On Monday, I was late going into work after a doctor appointment. It was an overcast, rainy day, unusual for Colorado, and all I really wanted was to go home and crawl back into bed with my sweet little dog and listen to the rain on the roof. But instead, I steered my car toward the canyon for my 20 mile “drive up the hill” to my job.
Most days, I love my drive through the canyon. The meandering twists and turns of the road are very soothing to me, and I know them so well I can nearly do it without thinking. The 3,000 foot elevation gain means that I can sometimes pass from one weather system to another, which is pretty amazing to behold, and the seasons happen at different rates at the top and bottom of the canyon, too. The quiet meditative drive through that canyon has been my constant companion for two years now. No cell phone reception and minimal radio reception means isolation and contemplation. Sometimes I put on my iPhone and sing along at the top of my lungs, but just as often I allow my thoughts to wander like the road before me. That car time is like my re-set button going to and from work….
The canyon I drive each day hugs a creek the whole way up the mountain, and in some parts it’s open to high mountain meadows with wildflowers in the summer and elk in the fall. Other parts of it — aptly nicknamed “The Narrows” — are closed in by sheer mountain cliffs, where souls braver than me scale nearly vertical rocks just because they can. At the top of my drive, the road opens onto a beautiful reservoir with snowy tops of the Indian Peaks far in the distance.
On Monday morning, my peaceful drive was interrupted shortly after I entered the canyon. My car started making a funny noise, a loud squealing sound that was like nails on a chalkboard, amplified 100-fold. It was horrible and I had no idea what it was. It sounded like it was emanating from one or both of my back wheels. It didn’t sound like the car was breaking down, and I was already so late for work that I decided to push on. If it was still having problems at the top of the mountain, I reasoned, I would take it to one of the local mechanics there. I turned my music on, trying to drown out the nightmarish sound and ploughed forward.

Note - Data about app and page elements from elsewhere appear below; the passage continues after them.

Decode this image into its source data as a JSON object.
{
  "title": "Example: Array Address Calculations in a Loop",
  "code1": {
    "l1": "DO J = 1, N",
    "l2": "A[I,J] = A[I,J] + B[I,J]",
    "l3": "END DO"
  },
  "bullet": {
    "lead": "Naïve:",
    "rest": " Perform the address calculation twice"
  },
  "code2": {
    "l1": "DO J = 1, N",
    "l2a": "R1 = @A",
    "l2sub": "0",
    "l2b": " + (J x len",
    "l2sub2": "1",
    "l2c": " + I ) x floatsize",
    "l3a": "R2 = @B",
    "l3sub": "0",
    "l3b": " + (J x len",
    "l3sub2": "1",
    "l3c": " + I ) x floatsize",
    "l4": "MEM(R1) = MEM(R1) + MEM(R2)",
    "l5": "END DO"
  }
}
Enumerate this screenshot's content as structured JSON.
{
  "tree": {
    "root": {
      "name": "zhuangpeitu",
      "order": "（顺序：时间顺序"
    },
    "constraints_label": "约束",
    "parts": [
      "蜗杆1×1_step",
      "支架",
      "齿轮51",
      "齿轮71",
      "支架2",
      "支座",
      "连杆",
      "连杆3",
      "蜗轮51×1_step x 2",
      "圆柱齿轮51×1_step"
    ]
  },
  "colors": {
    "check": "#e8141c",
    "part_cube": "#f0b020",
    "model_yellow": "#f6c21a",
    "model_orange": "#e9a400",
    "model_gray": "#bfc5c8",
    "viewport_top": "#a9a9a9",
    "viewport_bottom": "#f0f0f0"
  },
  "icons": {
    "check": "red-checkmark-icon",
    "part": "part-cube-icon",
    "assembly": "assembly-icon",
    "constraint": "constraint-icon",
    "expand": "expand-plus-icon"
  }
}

As I squealed along, I noticed that when I stepped on the gas, the noise subsided. Hmmm…. But when I eased off, it resumed. So, I did what any reasonable person who is averse to nails-on-the-chalkboard does: I gunned it. All the way up the canyon. On a road slick from our first rain in many, many weeks. I know the road and I know my sturdy, all-wheel-drive Volvo, and I went just fast enough to keep the God-awful sound at bay. Fortunately I encountered nary a soul on the road that morning, and no one at all in my lane. Nonetheless, it was fairly ridiculous to be careening up the canyon at 50mph in a rainstorm. But there I was.
I passed through the Narrows, and as I was reaching the end of it, where the road opens wide again, I heard a sound — above my music even! — that at first I thought was coming from my car again. It was a terrific scraping sound… but it ended with a boom. I kept driving, grateful that it wasn’t my car, and dismissing it immediately with the assumption that someone, somewhere in the mountains was dynamiting. I turned my focus back to keep my speeding car on the narrow mountain road.
By the time I eased off my accelerator and pulled into the mountain town where I work, the noise in my car was gone. Amazed and relieved, I parked and went inside, fixed myself a cup of tea and logged onto my computer.
And what I saw gave me chills.
The Twitter feed was blowing up with breaking news of a rock slide in the canyon — the same canyon I had just traveled through. Emergency dispatch was describing the largest rock as “as big as VW bus” (its weight was later estimated at 15 tons). It had sheered off one of the cliffs in the Narrows and crashed to the road below, pulling dozens of smaller (relatively) rocks with it and blocking one lane of traffic (the lane in which I’d been traveling). Emergency personnel were racing to the scene but were already crediting the poor weather for the light traffic in the canyon and the absence of any vehicular damage or casualties.
I sat for a moment, the steam from my tea warming my face, and wondered…. what if I hadn’t had the car trouble that caused me to speed up? How far back might I have been if I’d been traveling at a normal speed? Far enough to have been caught in the rock slide? Or what would have happened if I had hit the canyon a few minutes later and come flying around that blind bend at 50 or 60 mph and encountered 15-ton rock in my lane and the creek on the other side of my car? What then?
Intellectually I know that life is about little hits and little misses and they probably happen all the time. But sometimes, the miss is so huge and so unmistakable that it gives me a moment’s pause. And in that moment, I appreciate whatever set of circumstances caused me to be the lucky recipient of that miss. So I said a little prayer of gratitude, just in case someone is listening, and then I stood up and went to meet with my boss. And my life went on as if there’d never been a rock slide in the canyon that morning.
Just as it should.
Just as it’s meant to.